I stood close to the organ; and I’ve never forgotten that tremendous experience as trumpets, drums and organ, under Leonard Bernstein’s flambuoyant direction, brought Mahler’s ‘Symphony of a Thousand’ to its thunderous conclusion.
During my sixth form days in Orpington, Kent, I often took the train to London with my schoolfriends so we could sit on the pavement outside the Royal Albert Hall in a queue for promenaders tickets for the BBC Proms; and then, once inside the door, sprint to the arena, to find the best place at the front, near the conductor’s rostrum.
One summer, I spent several hours walking up and down the queue with spare tickets to sell, having bought Gallery tickets for a half season.
Later, when I lived in Bayswater, London W2, the Royal Albert Hall was just a stroll across Kensington Gardens, to go to the rehearsals and concerts of another choir I sang in – the London Choral Society.
Whenever I now enter the Royal Albert Hall, I feel a deep sense of affection and euphoria.
This great circular space is to me, and to many even without such memories, both grand and intimate.
It’s also wonderfully flexible,with its central arena, for many great occasions.

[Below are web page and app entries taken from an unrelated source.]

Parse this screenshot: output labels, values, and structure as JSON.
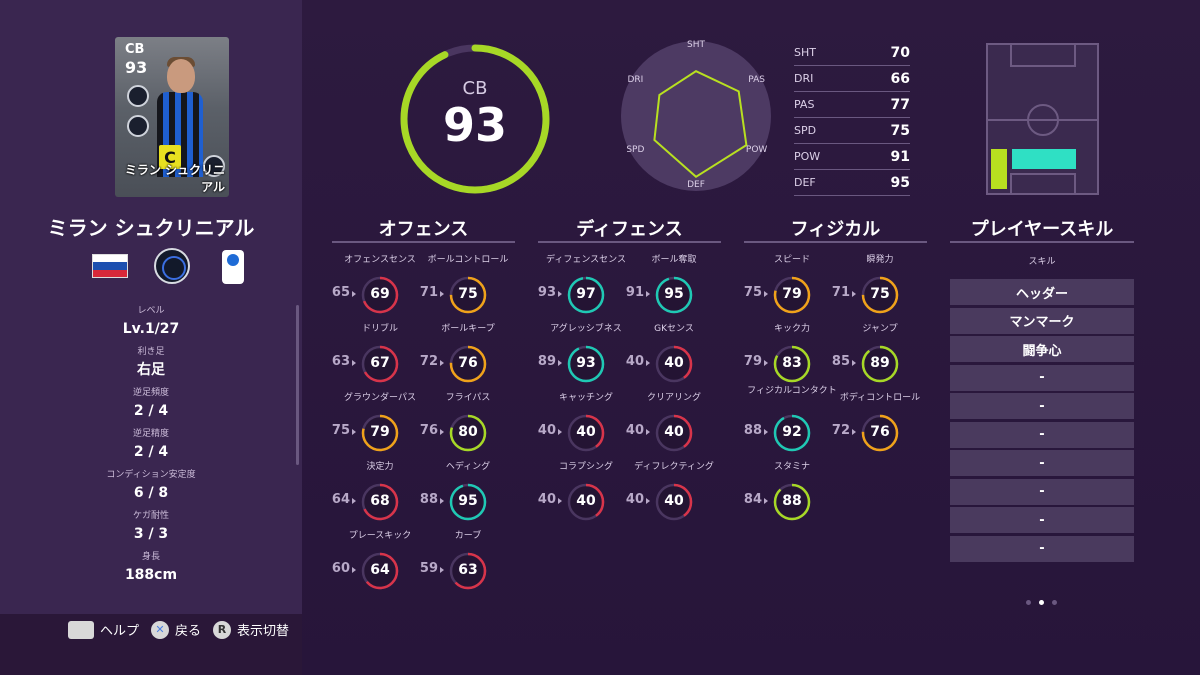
{
  "player": {
    "name": "ミラン シュクリニアル",
    "card_name": "ミラン シュクリニアル",
    "position": "CB",
    "overall": "93",
    "captain_mark": "C"
  },
  "profile": [
    {
      "label": "レベル",
      "value": "Lv.1/27"
    },
    {
      "label": "利き足",
      "value": "右足"
    },
    {
      "label": "逆足頻度",
      "value": "2 / 4"
    },
    {
      "label": "逆足精度",
      "value": "2 / 4"
    },
    {
      "label": "コンディション安定度",
      "value": "6 / 8"
    },
    {
      "label": "ケガ耐性",
      "value": "3 / 3"
    },
    {
      "label": "身長",
      "value": "188cm"
    }
  ],
  "overall_ring_fraction": 0.93,
  "radar": {
    "labels": [
      "SHT",
      "PAS",
      "POW",
      "DEF",
      "SPD",
      "DRI"
    ]
  },
  "stats_table": [
    {
      "label": "SHT",
      "value": "70"
    },
    {
      "label": "DRI",
      "value": "66"
    },
    {
      "label": "PAS",
      "value": "77"
    },
    {
      "label": "SPD",
      "value": "75"
    },
    {
      "label": "POW",
      "value": "91"
    },
    {
      "label": "DEF",
      "value": "95"
    }
  ],
  "categories": {
    "offense": "オフェンス",
    "defense": "ディフェンス",
    "physical": "フィジカル",
    "skills": "プレイヤースキル"
  },
  "offense": [
    {
      "name": "オフェンスセンス",
      "base": "65",
      "value": "69"
    },
    {
      "name": "ボールコントロール",
      "base": "71",
      "value": "75"
    },
    {
      "name": "ドリブル",
      "base": "63",
      "value": "67"
    },
    {
      "name": "ボールキープ",
      "base": "72",
      "value": "76"
    },
    {
      "name": "グラウンダーパス",
      "base": "75",
      "value": "79"
    },
    {
      "name": "フライパス",
      "base": "76",
      "value": "80"
    },
    {
      "name": "決定力",
      "base": "64",
      "value": "68"
    },
    {
      "name": "ヘディング",
      "base": "88",
      "value": "95"
    },
    {
      "name": "プレースキック",
      "base": "60",
      "value": "64"
    },
    {
      "name": "カーブ",
      "base": "59",
      "value": "63"
    }
  ],
  "defense": [
    {
      "name": "ディフェンスセンス",
      "base": "93",
      "value": "97"
    },
    {
      "name": "ボール奪取",
      "base": "91",
      "value": "95"
    },
    {
      "name": "アグレッシブネス",
      "base": "89",
      "value": "93"
    },
    {
      "name": "GKセンス",
      "base": "40",
      "value": "40"
    },
    {
      "name": "キャッチング",
      "base": "40",
      "value": "40"
    },
    {
      "name": "クリアリング",
      "base": "40",
      "value": "40"
    },
    {
      "name": "コラプシング",
      "base": "40",
      "value": "40"
    },
    {
      "name": "ディフレクティング",
      "base": "40",
      "value": "40"
    }
  ],
  "physical": [
    {
      "name": "スピード",
      "base": "75",
      "value": "79"
    },
    {
      "name": "瞬発力",
      "base": "71",
      "value": "75"
    },
    {
      "name": "キック力",
      "base": "79",
      "value": "83"
    },
    {
      "name": "ジャンプ",
      "base": "85",
      "value": "89"
    },
    {
      "name": "フィジカルコンタクト",
      "base": "88",
      "value": "92"
    },
    {
      "name": "ボディコントロール",
      "base": "72",
      "value": "76"
    },
    {
      "name": "スタミナ",
      "base": "84",
      "value": "88"
    }
  ],
  "skills": {
    "sub_label": "スキル",
    "list": [
      "ヘッダー",
      "マンマーク",
      "闘争心",
      "-",
      "-",
      "-",
      "-",
      "-",
      "-",
      "-"
    ]
  },
  "footer": {
    "help": "ヘルプ",
    "back": "戻る",
    "toggle": "表示切替",
    "cross_symbol": "✕",
    "r_symbol": "R"
  },
  "colors": {
    "high": "#1fc9b4",
    "upper": "#a7d826",
    "mid": "#f0a21a",
    "low": "#d8344a",
    "ring_track": "#4a3660"
  }
}
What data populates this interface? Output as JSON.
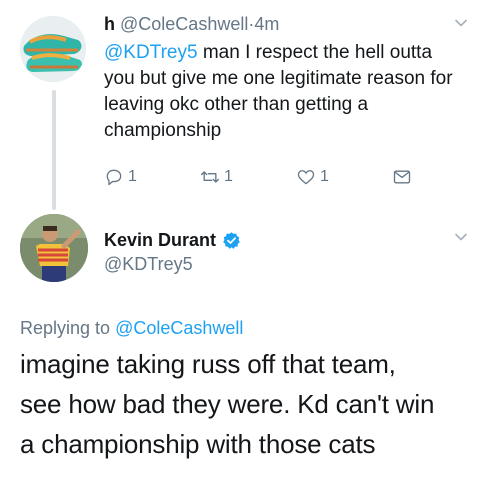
{
  "tweet1": {
    "name": "h",
    "handle": "@ColeCashwell",
    "separator": "·",
    "time": "4m",
    "mention": "@KDTrey5",
    "text": " man I respect the hell outta you but give me one legitimate reason for leaving okc other than getting a championship",
    "actions": {
      "reply_count": "1",
      "retweet_count": "1",
      "like_count": "1"
    },
    "icons": [
      "reply-icon",
      "retweet-icon",
      "like-icon",
      "message-icon",
      "chevron-down-icon"
    ]
  },
  "tweet2": {
    "name": "Kevin Durant",
    "handle": "@KDTrey5",
    "verified": true,
    "replying_prefix": "Replying to ",
    "replying_to": "@ColeCashwell",
    "text_lines": [
      "imagine taking russ off that team,",
      "see how bad they were. Kd can't win",
      "a championship with those cats"
    ]
  },
  "colors": {
    "link": "#1da1f2",
    "secondary": "#657786",
    "primary": "#14171a",
    "thread_line": "#d9dee2"
  }
}
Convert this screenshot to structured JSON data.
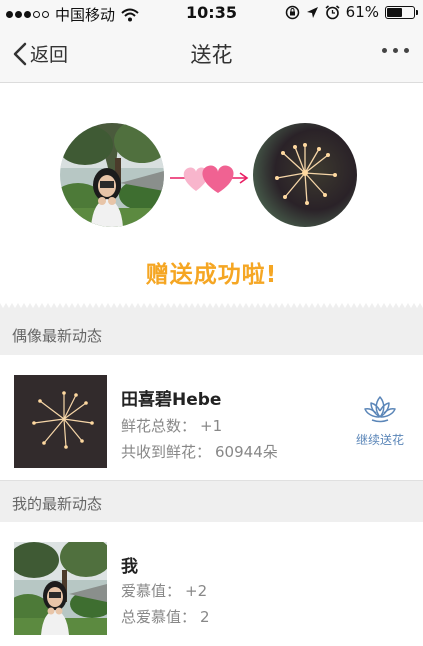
{
  "status_bar": {
    "carrier": "中国移动",
    "time": "10:35",
    "battery_pct": "61%",
    "battery_level": 0.61,
    "signal_filled": 3,
    "signal_total": 5,
    "icons": [
      "wifi-icon",
      "rotation-lock-icon",
      "location-arrow-icon",
      "alarm-icon",
      "battery-icon"
    ]
  },
  "nav": {
    "back_label": "返回",
    "title": "送花",
    "more_icon": "more-dots-icon"
  },
  "hero": {
    "message": "赠送成功啦!",
    "message_color": "#f5a623",
    "heart_color": "#f06292",
    "arrow_color": "#e91e63"
  },
  "idol_section": {
    "header": "偶像最新动态",
    "name": "田喜碧Hebe",
    "flowers_label": "鲜花总数：",
    "flowers_value": "+1",
    "received_label": "共收到鲜花：",
    "received_value": "60944朵",
    "action_label": "继续送花",
    "action_icon": "lotus-flower-icon",
    "action_color": "#5b86b8"
  },
  "my_section": {
    "header": "我的最新动态",
    "name": "我",
    "love_label": "爱慕值：",
    "love_value": "+2",
    "total_love_label": "总爱慕值：",
    "total_love_value": "2"
  }
}
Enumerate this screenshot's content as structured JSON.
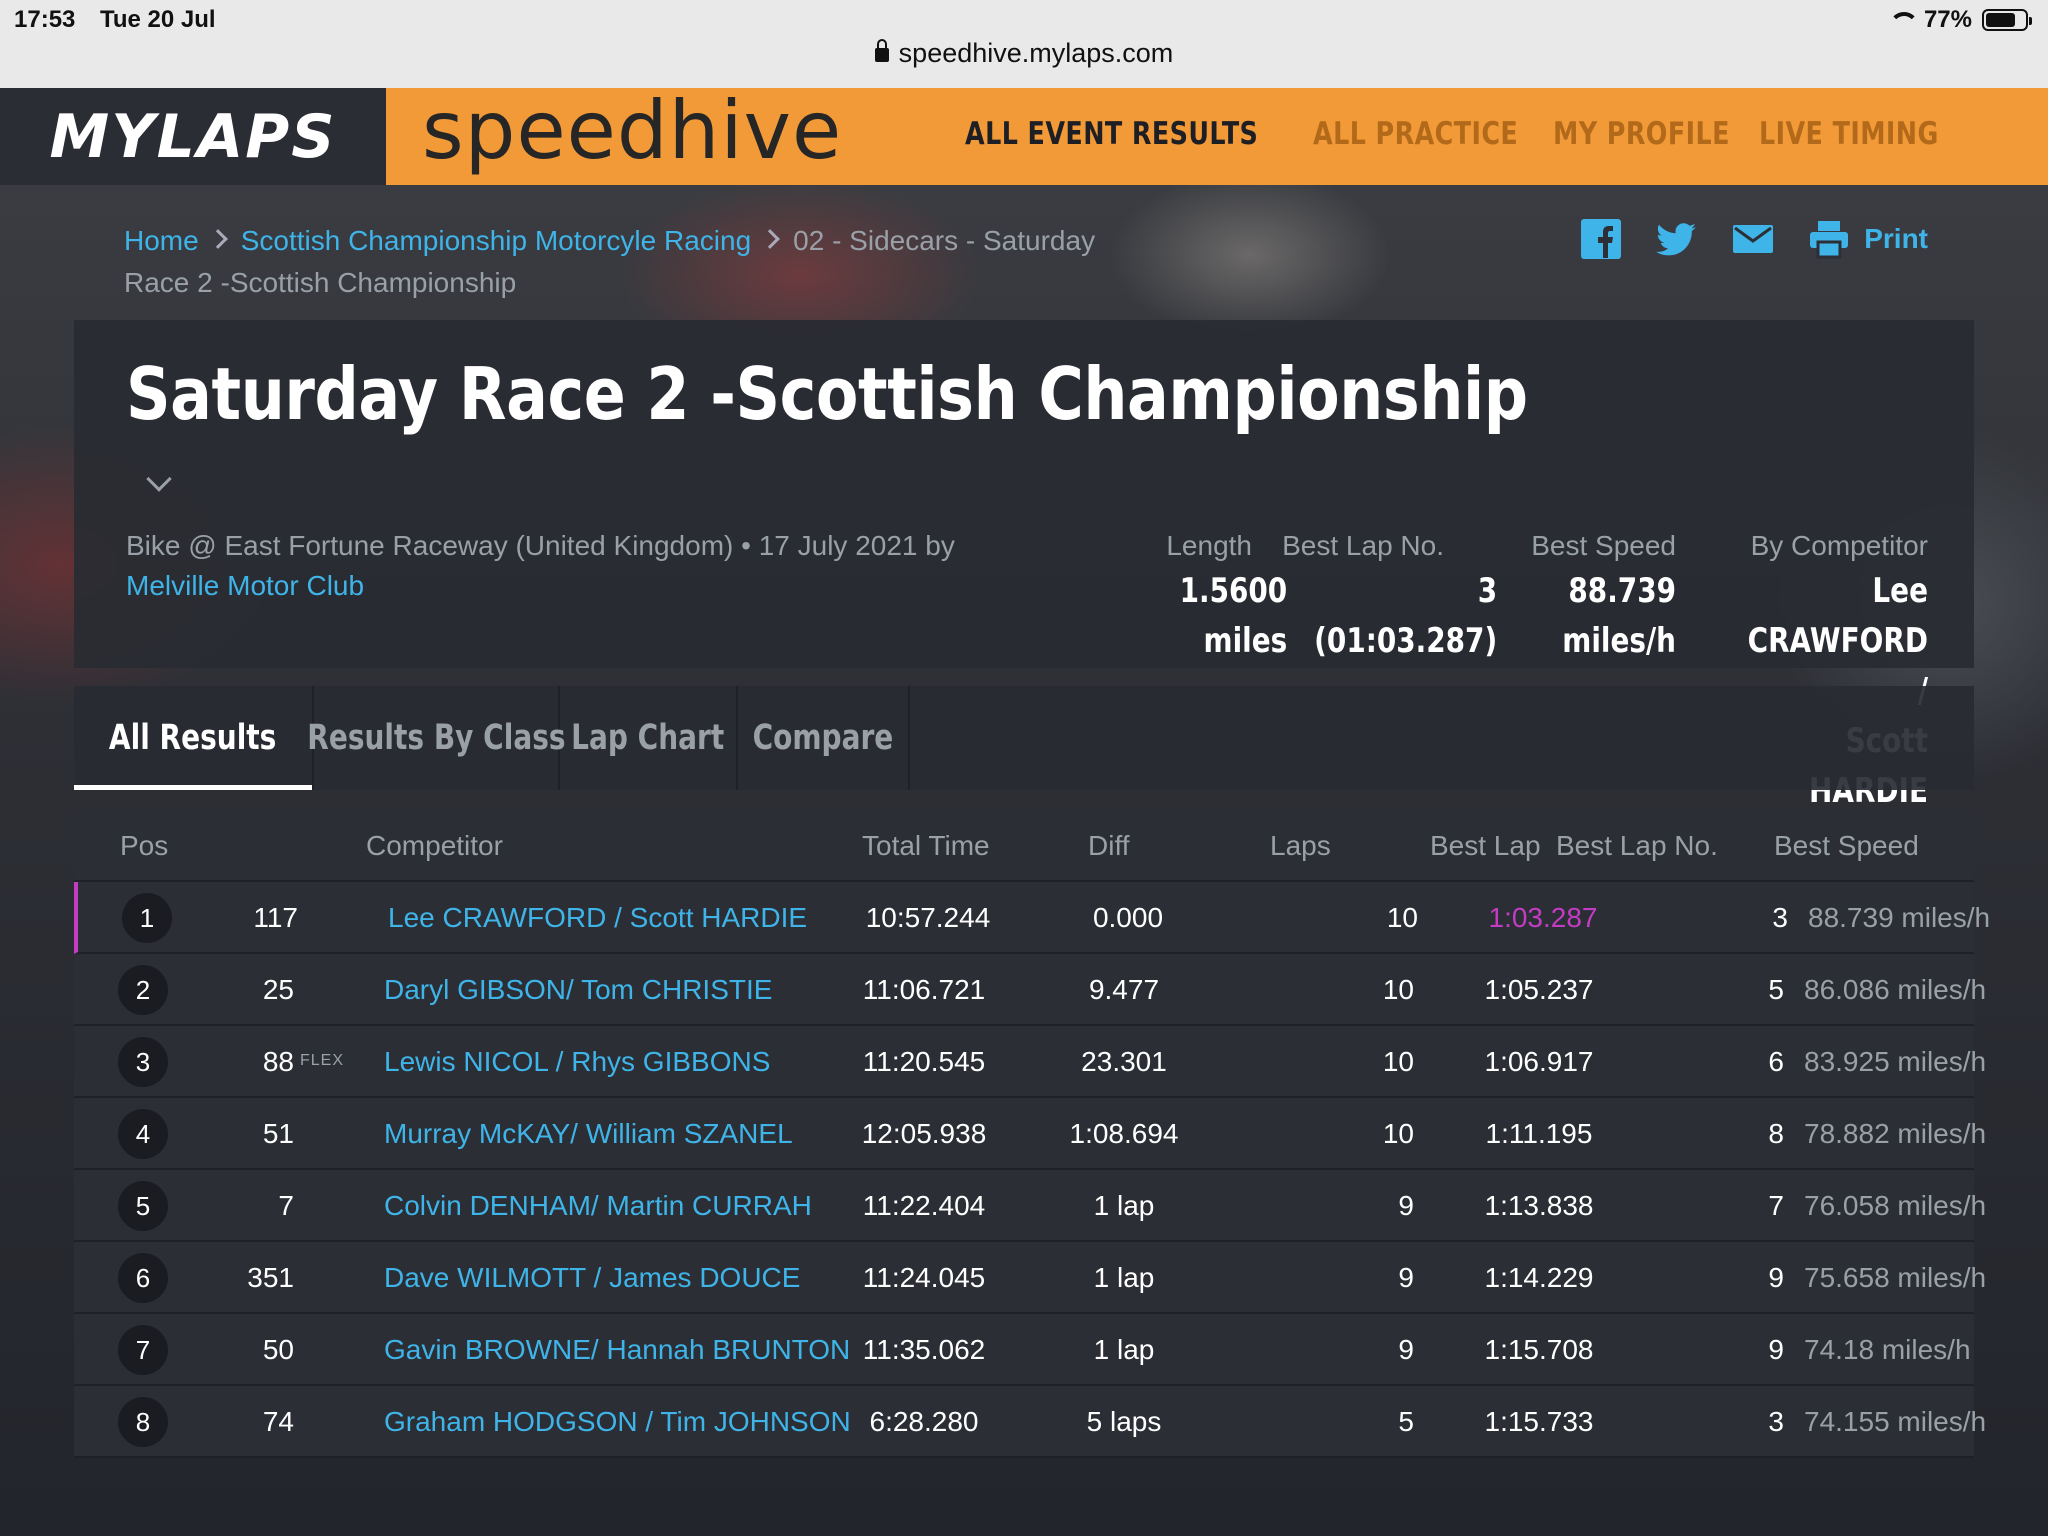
{
  "status": {
    "time": "17:53",
    "date": "Tue 20 Jul",
    "battery": "77%"
  },
  "url": "speedhive.mylaps.com",
  "header": {
    "mylaps": "MYLAPS",
    "speedhive": "speedhive",
    "nav": [
      "ALL EVENT RESULTS",
      "ALL PRACTICE",
      "MY PROFILE",
      "LIVE TIMING"
    ]
  },
  "breadcrumb": {
    "home": "Home",
    "event": "Scottish Championship Motorcyle Racing",
    "session": "02 - Sidecars - Saturday",
    "current": "Race 2 -Scottish Championship"
  },
  "share": {
    "print": "Print"
  },
  "card": {
    "title": "Saturday Race 2 -Scottish Championship",
    "meta_text": "Bike @ East Fortune Raceway (United Kingdom) • 17 July 2021 by",
    "organizer": "Melville Motor Club",
    "stats": {
      "length_label": "Length",
      "length_value": "1.5600\nmiles",
      "best_lap_no_label": "Best Lap No.",
      "best_lap_no_value": "3 (01:03.287)",
      "best_speed_label": "Best Speed",
      "best_speed_value": "88.739 miles/h",
      "by_competitor_label": "By Competitor",
      "by_competitor_value": "Lee CRAWFORD /\nScott HARDIE"
    }
  },
  "tabs": [
    "All Results",
    "Results By Class",
    "Lap Chart",
    "Compare"
  ],
  "table": {
    "headers": {
      "pos": "Pos",
      "competitor": "Competitor",
      "total": "Total Time",
      "diff": "Diff",
      "laps": "Laps",
      "best_lap": "Best Lap",
      "best_lap_no": "Best Lap No.",
      "best_speed": "Best Speed"
    },
    "rows": [
      {
        "pos": "1",
        "num": "117",
        "flag": "",
        "name": "Lee CRAWFORD / Scott HARDIE",
        "total": "10:57.244",
        "diff": "0.000",
        "laps": "10",
        "best": "1:03.287",
        "bln": "3",
        "speed": "88.739 miles/h"
      },
      {
        "pos": "2",
        "num": "25",
        "flag": "",
        "name": "Daryl GIBSON/ Tom CHRISTIE",
        "total": "11:06.721",
        "diff": "9.477",
        "laps": "10",
        "best": "1:05.237",
        "bln": "5",
        "speed": "86.086 miles/h"
      },
      {
        "pos": "3",
        "num": "88",
        "flag": "FLEX",
        "name": "Lewis NICOL / Rhys GIBBONS",
        "total": "11:20.545",
        "diff": "23.301",
        "laps": "10",
        "best": "1:06.917",
        "bln": "6",
        "speed": "83.925 miles/h"
      },
      {
        "pos": "4",
        "num": "51",
        "flag": "",
        "name": "Murray McKAY/ William SZANEL",
        "total": "12:05.938",
        "diff": "1:08.694",
        "laps": "10",
        "best": "1:11.195",
        "bln": "8",
        "speed": "78.882 miles/h"
      },
      {
        "pos": "5",
        "num": "7",
        "flag": "",
        "name": "Colvin DENHAM/ Martin CURRAH",
        "total": "11:22.404",
        "diff": "1 lap",
        "laps": "9",
        "best": "1:13.838",
        "bln": "7",
        "speed": "76.058 miles/h"
      },
      {
        "pos": "6",
        "num": "351",
        "flag": "",
        "name": "Dave WILMOTT / James DOUCE",
        "total": "11:24.045",
        "diff": "1 lap",
        "laps": "9",
        "best": "1:14.229",
        "bln": "9",
        "speed": "75.658 miles/h"
      },
      {
        "pos": "7",
        "num": "50",
        "flag": "",
        "name": "Gavin BROWNE/ Hannah BRUNTON",
        "total": "11:35.062",
        "diff": "1 lap",
        "laps": "9",
        "best": "1:15.708",
        "bln": "9",
        "speed": "74.18 miles/h"
      },
      {
        "pos": "8",
        "num": "74",
        "flag": "",
        "name": "Graham HODGSON / Tim JOHNSON",
        "total": "6:28.280",
        "diff": "5 laps",
        "laps": "5",
        "best": "1:15.733",
        "bln": "3",
        "speed": "74.155 miles/h"
      }
    ]
  },
  "colors": {
    "accent": "#f29a38",
    "link": "#3fb4e8",
    "fastest": "#c33cc3"
  }
}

The Hall was originally supposed to have been called The Central Hall of Arts and Sciences, but the name was changed by Queen Victoria to Royal Albert Hall of Arts and Sciences when laying the foundation stone, as a dedication to her deceased husband and consortPrince Albert. It forms the practical part of a national memorial to the Prince Consort – the decorative part is the Albert Memorial directly to the north in Kensington Gardens, now separated from the Hall by the road Kensington Gore.
Thank you to Queen Victoria for deciding to commemorate Albert in this, among many other ways!
On a recent visit to the Churchill War Rooms in London, I experienced in my imagination what it would have been like to work as part of Winston Churchill’s team underground during the Second World War.
As I walked through the offices and passed the displays and spent time in the Churchill Museum, I was particularly struck by the meaning of the words Cometh the hour, cometh the man.
These facts stood out for me afresh:
1) If Winston Churchill had died a few years earlier he’d have been a brilliant failure.
2) He entered office as Prime Minister at the age of 65.
3) His inspirational speeches made a profound impact on the outcome of the Second World War by raising the morale of the nation.
4) He was a difficult man personally, yet he inspired admiration and loyalty and devotion in all who worked for him.
5) We owe our freedom to him.
6) Times were uncomfortable and hard and restricted, yet people accepted it.
7) His speeches move us even now, and we can apply them to our lives even 67 years after WW II ended.
Another thing that shone out was the personal account of Churchill’s secretary – she described what it was like to type out his letters as he dictated them to her.
As someone who has had experience of numerous bosses in this kind of office situation, I thought to myself, He sounds like a nightmare boss. I’d have hated working for him!
And yet those who worked for him had only admiration, devotion and loyalty. One of the comments his secretary made was especially meaningful: “Sometimes what he was saying was so interesting, I would forget to type.”
I would recommend a visit to the Churchill War Rooms to anyone visiting London. It is a profoundly moving experience, which should make you look at your own daily life, and even your place in history, and in this world, with new eyes.